▶ **SUPPLIED DATA**
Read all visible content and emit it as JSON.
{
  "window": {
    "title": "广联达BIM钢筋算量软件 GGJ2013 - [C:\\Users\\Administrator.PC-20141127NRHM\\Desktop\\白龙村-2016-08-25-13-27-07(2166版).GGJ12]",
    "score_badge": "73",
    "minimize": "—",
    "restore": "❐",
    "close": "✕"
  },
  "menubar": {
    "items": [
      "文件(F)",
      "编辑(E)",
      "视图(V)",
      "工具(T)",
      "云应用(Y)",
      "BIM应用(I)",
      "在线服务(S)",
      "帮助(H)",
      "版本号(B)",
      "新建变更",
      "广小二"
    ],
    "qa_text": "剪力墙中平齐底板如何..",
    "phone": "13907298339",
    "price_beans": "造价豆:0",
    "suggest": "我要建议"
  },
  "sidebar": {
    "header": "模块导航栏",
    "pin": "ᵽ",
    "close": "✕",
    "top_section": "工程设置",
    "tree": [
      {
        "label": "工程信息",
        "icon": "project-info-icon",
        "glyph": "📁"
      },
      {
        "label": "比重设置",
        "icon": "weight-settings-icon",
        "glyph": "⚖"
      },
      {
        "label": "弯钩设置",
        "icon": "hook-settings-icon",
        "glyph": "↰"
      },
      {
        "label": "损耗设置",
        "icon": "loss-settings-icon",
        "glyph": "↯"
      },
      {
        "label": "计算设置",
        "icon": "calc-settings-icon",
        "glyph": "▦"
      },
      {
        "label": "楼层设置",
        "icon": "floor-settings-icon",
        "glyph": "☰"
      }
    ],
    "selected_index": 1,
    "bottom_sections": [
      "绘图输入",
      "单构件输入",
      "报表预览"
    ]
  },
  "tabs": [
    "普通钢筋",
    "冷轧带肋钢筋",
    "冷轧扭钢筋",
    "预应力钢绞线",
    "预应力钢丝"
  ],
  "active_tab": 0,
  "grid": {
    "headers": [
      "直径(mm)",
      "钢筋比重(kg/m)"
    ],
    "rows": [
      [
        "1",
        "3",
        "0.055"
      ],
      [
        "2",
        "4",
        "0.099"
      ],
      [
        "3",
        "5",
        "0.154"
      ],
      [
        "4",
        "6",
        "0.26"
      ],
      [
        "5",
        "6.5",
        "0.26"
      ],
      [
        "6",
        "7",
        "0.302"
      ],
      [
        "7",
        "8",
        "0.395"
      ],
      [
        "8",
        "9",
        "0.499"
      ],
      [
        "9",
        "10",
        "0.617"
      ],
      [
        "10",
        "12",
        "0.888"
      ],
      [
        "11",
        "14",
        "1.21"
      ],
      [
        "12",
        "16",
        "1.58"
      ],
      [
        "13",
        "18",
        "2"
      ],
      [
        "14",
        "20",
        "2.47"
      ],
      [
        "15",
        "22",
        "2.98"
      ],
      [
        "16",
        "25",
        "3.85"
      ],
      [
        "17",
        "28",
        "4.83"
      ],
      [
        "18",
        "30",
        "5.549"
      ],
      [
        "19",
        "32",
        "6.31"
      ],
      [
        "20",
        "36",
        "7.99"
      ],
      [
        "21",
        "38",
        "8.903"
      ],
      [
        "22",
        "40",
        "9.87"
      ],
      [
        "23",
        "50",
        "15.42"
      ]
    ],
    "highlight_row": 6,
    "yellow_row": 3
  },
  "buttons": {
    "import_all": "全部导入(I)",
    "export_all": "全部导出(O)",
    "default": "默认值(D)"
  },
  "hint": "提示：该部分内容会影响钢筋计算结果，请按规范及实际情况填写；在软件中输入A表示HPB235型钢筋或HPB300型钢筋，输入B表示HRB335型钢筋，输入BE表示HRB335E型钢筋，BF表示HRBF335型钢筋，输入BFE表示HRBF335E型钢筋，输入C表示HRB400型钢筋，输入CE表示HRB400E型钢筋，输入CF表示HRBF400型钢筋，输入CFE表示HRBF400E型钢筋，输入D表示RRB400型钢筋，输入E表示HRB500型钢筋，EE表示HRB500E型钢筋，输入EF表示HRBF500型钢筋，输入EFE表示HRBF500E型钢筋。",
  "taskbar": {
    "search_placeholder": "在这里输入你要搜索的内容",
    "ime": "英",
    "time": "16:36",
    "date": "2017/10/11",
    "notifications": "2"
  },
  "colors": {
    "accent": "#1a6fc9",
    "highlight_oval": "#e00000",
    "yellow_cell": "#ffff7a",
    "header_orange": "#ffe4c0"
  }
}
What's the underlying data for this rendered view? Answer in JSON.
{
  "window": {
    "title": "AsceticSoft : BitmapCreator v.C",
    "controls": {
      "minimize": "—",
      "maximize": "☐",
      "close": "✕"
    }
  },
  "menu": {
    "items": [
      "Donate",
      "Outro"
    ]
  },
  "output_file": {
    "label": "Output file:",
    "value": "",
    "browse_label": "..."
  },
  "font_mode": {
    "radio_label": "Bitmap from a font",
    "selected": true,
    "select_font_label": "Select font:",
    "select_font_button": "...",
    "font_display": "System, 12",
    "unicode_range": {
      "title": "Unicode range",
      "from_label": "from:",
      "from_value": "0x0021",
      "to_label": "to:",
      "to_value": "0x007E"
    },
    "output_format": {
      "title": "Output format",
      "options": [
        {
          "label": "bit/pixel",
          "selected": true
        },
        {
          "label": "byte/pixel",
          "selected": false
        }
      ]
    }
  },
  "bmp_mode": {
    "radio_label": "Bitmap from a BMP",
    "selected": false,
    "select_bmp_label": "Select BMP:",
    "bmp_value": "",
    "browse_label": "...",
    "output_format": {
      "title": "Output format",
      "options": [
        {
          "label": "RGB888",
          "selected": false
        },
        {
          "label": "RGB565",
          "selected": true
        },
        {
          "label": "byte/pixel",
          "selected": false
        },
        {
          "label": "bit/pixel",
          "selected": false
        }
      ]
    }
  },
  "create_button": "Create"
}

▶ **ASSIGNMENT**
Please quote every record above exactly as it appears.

▶ **TASK RESPONSE**
Read all visible content and emit it as JSON.
{
  "window": {
    "title": "广联达BIM钢筋算量软件 GGJ2013 - [C:\\Users\\Administrator.PC-20141127NRHM\\Desktop\\白龙村-2016-08-25-13-27-07(2166版).GGJ12]",
    "score_badge": "73",
    "minimize": "—",
    "restore": "❐",
    "close": "✕"
  },
  "menubar": {
    "items": [
      "文件(F)",
      "编辑(E)",
      "视图(V)",
      "工具(T)",
      "云应用(Y)",
      "BIM应用(I)",
      "在线服务(S)",
      "帮助(H)",
      "版本号(B)",
      "新建变更",
      "广小二"
    ],
    "qa_text": "剪力墙中平齐底板如何..",
    "phone": "13907298339",
    "price_beans": "造价豆:0",
    "suggest": "我要建议"
  },
  "sidebar": {
    "header": "模块导航栏",
    "pin": "ᵽ",
    "close": "✕",
    "top_section": "工程设置",
    "tree": [
      {
        "label": "工程信息",
        "icon": "project-info-icon",
        "glyph": "📁"
      },
      {
        "label": "比重设置",
        "icon": "weight-settings-icon",
        "glyph": "⚖"
      },
      {
        "label": "弯钩设置",
        "icon": "hook-settings-icon",
        "glyph": "↰"
      },
      {
        "label": "损耗设置",
        "icon": "loss-settings-icon",
        "glyph": "↯"
      },
      {
        "label": "计算设置",
        "icon": "calc-settings-icon",
        "glyph": "▦"
      },
      {
        "label": "楼层设置",
        "icon": "floor-settings-icon",
        "glyph": "☰"
      }
    ],
    "selected_index": 1,
    "bottom_sections": [
      "绘图输入",
      "单构件输入",
      "报表预览"
    ]
  },
  "tabs": [
    "普通钢筋",
    "冷轧带肋钢筋",
    "冷轧扭钢筋",
    "预应力钢绞线",
    "预应力钢丝"
  ],
  "active_tab": 0,
  "grid": {
    "headers": [
      "直径(mm)",
      "钢筋比重(kg/m)"
    ],
    "rows": [
      [
        "1",
        "3",
        "0.055"
      ],
      [
        "2",
        "4",
        "0.099"
      ],
      [
        "3",
        "5",
        "0.154"
      ],
      [
        "4",
        "6",
        "0.26"
      ],
      [
        "5",
        "6.5",
        "0.26"
      ],
      [
        "6",
        "7",
        "0.302"
      ],
      [
        "7",
        "8",
        "0.395"
      ],
      [
        "8",
        "9",
        "0.499"
      ],
      [
        "9",
        "10",
        "0.617"
      ],
      [
        "10",
        "12",
        "0.888"
      ],
      [
        "11",
        "14",
        "1.21"
      ],
      [
        "12",
        "16",
        "1.58"
      ],
      [
        "13",
        "18",
        "2"
      ],
      [
        "14",
        "20",
        "2.47"
      ],
      [
        "15",
        "22",
        "2.98"
      ],
      [
        "16",
        "25",
        "3.85"
      ],
      [
        "17",
        "28",
        "4.83"
      ],
      [
        "18",
        "30",
        "5.549"
      ],
      [
        "19",
        "32",
        "6.31"
      ],
      [
        "20",
        "36",
        "7.99"
      ],
      [
        "21",
        "38",
        "8.903"
      ],
      [
        "22",
        "40",
        "9.87"
      ],
      [
        "23",
        "50",
        "15.42"
      ]
    ],
    "highlight_row": 6,
    "yellow_row": 3
  },
  "buttons": {
    "import_all": "全部导入(I)",
    "export_all": "全部导出(O)",
    "default": "默认值(D)"
  },
  "hint": "提示：该部分内容会影响钢筋计算结果，请按规范及实际情况填写；在软件中输入A表示HPB235型钢筋或HPB300型钢筋，输入B表示HRB335型钢筋，输入BE表示HRB335E型钢筋，BF表示HRBF335型钢筋，输入BFE表示HRBF335E型钢筋，输入C表示HRB400型钢筋，输入CE表示HRB400E型钢筋，输入CF表示HRBF400型钢筋，输入CFE表示HRBF400E型钢筋，输入D表示RRB400型钢筋，输入E表示HRB500型钢筋，EE表示HRB500E型钢筋，输入EF表示HRBF500型钢筋，输入EFE表示HRBF500E型钢筋。",
  "taskbar": {
    "search_placeholder": "在这里输入你要搜索的内容",
    "ime": "英",
    "time": "16:36",
    "date": "2017/10/11",
    "notifications": "2"
  },
  "colors": {
    "accent": "#1a6fc9",
    "highlight_oval": "#e00000",
    "yellow_cell": "#ffff7a",
    "header_orange": "#ffe4c0"
  }
}
What's the underlying data for this rendered view? Answer in JSON.
{
  "window": {
    "title": "AsceticSoft : BitmapCreator v.C",
    "controls": {
      "minimize": "—",
      "maximize": "☐",
      "close": "✕"
    }
  },
  "menu": {
    "items": [
      "Donate",
      "Outro"
    ]
  },
  "output_file": {
    "label": "Output file:",
    "value": "",
    "browse_label": "..."
  },
  "font_mode": {
    "radio_label": "Bitmap from a font",
    "selected": true,
    "select_font_label": "Select font:",
    "select_font_button": "...",
    "font_display": "System, 12",
    "unicode_range": {
      "title": "Unicode range",
      "from_label": "from:",
      "from_value": "0x0021",
      "to_label": "to:",
      "to_value": "0x007E"
    },
    "output_format": {
      "title": "Output format",
      "options": [
        {
          "label": "bit/pixel",
          "selected": true
        },
        {
          "label": "byte/pixel",
          "selected": false
        }
      ]
    }
  },
  "bmp_mode": {
    "radio_label": "Bitmap from a BMP",
    "selected": false,
    "select_bmp_label": "Select BMP:",
    "bmp_value": "",
    "browse_label": "...",
    "output_format": {
      "title": "Output format",
      "options": [
        {
          "label": "RGB888",
          "selected": false
        },
        {
          "label": "RGB565",
          "selected": true
        },
        {
          "label": "byte/pixel",
          "selected": false
        },
        {
          "label": "bit/pixel",
          "selected": false
        }
      ]
    }
  },
  "create_button": "Create"
}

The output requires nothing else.